-- What you should do --
Hunt for the word "Scenes" across the entries below, copying each line that holds it.

(Stored records)
# # #
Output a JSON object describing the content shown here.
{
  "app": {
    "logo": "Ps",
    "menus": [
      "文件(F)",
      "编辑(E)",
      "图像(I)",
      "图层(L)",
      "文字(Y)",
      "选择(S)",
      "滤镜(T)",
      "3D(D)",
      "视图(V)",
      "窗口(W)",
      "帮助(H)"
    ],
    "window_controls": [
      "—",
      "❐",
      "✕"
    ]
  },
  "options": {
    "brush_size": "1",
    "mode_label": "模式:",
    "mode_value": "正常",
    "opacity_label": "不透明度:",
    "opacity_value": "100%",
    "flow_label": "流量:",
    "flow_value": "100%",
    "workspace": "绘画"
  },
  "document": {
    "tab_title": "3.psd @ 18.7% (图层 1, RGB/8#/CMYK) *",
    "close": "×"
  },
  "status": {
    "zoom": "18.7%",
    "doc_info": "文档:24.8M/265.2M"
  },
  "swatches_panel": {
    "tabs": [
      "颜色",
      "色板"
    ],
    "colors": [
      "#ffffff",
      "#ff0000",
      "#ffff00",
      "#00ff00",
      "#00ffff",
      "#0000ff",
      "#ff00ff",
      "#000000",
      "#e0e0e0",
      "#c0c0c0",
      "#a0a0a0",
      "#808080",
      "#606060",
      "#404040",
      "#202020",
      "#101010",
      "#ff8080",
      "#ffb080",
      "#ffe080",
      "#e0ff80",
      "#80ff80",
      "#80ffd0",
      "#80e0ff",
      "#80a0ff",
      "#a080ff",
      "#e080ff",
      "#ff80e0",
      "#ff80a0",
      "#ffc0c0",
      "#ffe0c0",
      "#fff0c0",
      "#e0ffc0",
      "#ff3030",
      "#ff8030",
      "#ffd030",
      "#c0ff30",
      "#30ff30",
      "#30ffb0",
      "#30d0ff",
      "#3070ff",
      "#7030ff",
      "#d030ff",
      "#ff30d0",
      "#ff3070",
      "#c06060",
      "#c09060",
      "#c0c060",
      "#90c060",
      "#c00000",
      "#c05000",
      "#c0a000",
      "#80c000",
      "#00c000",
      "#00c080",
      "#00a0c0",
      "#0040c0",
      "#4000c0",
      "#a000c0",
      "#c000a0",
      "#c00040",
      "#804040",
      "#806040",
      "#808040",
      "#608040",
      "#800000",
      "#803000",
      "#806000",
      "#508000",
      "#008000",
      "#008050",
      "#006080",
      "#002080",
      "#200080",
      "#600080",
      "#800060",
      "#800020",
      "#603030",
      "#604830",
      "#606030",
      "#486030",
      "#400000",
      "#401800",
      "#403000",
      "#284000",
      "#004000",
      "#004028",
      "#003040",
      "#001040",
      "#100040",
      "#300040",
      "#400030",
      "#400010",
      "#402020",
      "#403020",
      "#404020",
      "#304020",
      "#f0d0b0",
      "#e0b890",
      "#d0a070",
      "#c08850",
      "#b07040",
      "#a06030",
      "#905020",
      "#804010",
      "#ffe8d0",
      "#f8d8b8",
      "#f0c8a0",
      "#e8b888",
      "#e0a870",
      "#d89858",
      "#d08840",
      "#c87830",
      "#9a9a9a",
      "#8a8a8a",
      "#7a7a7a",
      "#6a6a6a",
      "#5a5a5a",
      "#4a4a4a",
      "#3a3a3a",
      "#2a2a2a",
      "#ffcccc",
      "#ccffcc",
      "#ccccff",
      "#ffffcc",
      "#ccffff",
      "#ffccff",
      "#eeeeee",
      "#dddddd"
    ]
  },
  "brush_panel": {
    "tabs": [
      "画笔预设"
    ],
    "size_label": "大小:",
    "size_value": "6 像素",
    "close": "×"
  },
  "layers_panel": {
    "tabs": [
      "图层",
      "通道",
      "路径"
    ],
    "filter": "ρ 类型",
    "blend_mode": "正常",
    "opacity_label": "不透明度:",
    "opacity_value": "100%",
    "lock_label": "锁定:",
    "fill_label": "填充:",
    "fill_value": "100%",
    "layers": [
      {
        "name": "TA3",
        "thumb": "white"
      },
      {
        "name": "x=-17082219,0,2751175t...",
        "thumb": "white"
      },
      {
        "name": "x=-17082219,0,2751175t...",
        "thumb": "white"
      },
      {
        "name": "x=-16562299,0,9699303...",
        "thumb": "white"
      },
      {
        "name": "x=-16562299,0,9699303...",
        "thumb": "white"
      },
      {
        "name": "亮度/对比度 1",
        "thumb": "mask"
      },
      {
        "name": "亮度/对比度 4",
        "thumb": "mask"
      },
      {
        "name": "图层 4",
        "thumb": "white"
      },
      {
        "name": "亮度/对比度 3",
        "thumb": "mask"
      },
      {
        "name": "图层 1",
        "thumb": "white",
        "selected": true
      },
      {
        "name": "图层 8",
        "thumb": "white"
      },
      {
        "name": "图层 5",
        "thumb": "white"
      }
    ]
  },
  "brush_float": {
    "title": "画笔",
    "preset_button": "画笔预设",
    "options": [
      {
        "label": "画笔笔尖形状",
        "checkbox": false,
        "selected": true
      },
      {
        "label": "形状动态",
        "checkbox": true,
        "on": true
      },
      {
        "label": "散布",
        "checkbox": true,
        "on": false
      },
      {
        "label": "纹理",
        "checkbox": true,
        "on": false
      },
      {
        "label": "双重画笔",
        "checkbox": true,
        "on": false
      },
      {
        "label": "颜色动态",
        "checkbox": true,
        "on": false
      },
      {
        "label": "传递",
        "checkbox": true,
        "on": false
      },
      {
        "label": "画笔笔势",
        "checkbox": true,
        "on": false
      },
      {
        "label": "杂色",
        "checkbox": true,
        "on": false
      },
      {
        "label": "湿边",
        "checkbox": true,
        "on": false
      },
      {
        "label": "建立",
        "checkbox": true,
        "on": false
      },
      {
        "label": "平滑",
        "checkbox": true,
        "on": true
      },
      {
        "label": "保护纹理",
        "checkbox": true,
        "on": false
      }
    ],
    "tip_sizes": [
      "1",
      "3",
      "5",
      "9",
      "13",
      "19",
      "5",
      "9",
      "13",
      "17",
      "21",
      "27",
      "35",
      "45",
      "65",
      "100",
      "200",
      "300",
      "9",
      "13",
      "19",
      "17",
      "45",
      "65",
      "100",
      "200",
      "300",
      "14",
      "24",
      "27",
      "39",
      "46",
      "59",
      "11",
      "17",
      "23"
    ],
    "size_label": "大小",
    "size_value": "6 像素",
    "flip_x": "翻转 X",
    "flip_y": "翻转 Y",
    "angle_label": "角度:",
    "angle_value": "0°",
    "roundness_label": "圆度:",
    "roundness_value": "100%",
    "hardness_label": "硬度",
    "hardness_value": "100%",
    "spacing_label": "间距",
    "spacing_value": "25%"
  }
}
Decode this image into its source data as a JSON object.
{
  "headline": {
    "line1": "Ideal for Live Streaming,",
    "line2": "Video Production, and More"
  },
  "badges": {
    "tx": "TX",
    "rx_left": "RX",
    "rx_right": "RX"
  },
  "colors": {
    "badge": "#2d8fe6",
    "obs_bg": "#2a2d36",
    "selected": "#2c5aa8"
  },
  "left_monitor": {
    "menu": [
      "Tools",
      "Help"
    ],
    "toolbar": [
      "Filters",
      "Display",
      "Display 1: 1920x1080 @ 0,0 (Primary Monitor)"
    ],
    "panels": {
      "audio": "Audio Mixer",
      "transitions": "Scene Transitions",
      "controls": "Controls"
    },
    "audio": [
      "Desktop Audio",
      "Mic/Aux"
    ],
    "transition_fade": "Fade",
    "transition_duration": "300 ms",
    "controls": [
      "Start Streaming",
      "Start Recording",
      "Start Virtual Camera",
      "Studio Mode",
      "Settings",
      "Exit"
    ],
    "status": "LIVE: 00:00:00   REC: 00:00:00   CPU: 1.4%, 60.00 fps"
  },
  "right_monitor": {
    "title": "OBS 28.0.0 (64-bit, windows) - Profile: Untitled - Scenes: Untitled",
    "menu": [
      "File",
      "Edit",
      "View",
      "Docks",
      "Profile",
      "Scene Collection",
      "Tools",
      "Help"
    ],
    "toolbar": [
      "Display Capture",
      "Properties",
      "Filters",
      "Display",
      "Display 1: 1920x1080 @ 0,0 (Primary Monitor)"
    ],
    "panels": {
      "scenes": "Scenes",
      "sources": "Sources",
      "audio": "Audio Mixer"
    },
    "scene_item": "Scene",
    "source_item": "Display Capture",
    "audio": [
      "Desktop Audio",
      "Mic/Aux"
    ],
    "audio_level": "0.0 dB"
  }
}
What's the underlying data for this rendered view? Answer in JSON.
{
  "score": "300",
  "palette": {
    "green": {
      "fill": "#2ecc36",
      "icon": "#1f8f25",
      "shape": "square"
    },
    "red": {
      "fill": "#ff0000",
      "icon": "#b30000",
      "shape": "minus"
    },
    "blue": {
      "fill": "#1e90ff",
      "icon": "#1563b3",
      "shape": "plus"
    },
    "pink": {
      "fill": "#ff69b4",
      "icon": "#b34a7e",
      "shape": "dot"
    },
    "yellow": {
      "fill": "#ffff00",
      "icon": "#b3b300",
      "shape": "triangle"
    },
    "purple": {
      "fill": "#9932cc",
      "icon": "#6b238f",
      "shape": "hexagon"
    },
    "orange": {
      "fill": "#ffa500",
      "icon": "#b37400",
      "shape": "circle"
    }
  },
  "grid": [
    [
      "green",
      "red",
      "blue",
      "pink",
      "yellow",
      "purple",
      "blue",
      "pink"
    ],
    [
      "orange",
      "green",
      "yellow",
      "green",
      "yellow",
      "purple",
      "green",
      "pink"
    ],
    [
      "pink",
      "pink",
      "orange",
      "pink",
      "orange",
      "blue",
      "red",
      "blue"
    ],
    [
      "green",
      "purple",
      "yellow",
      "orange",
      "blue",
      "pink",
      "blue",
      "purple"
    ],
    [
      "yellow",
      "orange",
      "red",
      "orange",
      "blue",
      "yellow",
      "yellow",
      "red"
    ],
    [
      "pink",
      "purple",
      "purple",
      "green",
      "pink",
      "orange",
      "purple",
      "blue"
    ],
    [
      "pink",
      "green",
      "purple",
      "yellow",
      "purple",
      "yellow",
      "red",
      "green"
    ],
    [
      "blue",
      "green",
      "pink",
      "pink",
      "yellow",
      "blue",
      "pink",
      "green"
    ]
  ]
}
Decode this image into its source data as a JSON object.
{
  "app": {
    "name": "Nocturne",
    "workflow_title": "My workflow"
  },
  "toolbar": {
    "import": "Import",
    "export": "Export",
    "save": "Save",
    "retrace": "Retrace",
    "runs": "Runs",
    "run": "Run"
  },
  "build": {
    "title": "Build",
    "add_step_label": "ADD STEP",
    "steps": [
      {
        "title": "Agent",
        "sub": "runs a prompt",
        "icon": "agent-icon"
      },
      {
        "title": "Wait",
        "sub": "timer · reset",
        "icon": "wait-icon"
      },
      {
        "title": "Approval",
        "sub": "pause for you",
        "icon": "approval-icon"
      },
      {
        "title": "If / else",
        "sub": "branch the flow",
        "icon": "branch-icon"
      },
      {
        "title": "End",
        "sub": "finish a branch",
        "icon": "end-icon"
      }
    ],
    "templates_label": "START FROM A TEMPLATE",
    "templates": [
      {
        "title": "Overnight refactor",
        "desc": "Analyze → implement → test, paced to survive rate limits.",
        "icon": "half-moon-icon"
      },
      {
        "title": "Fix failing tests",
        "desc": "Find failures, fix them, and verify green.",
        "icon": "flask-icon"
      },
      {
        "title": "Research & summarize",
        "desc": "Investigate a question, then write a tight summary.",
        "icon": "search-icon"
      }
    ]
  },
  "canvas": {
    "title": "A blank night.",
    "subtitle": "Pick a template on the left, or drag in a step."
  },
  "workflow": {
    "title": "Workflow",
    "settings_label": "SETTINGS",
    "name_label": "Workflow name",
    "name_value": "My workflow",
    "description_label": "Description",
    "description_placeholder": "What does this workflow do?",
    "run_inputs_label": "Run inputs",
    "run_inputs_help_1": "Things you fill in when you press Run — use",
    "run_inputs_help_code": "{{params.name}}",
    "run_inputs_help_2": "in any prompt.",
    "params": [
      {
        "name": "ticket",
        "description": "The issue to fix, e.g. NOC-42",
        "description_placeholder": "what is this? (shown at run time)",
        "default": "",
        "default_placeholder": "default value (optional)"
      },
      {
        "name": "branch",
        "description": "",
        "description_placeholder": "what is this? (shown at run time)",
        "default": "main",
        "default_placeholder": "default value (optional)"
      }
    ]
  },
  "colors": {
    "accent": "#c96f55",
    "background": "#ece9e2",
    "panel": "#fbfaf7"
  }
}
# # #
-- Solution below --
    "title": "OBS 28.0.0 (64-bit, windows) - Profile: Untitled - Scenes: Untitled",
      "scenes": "Scenes",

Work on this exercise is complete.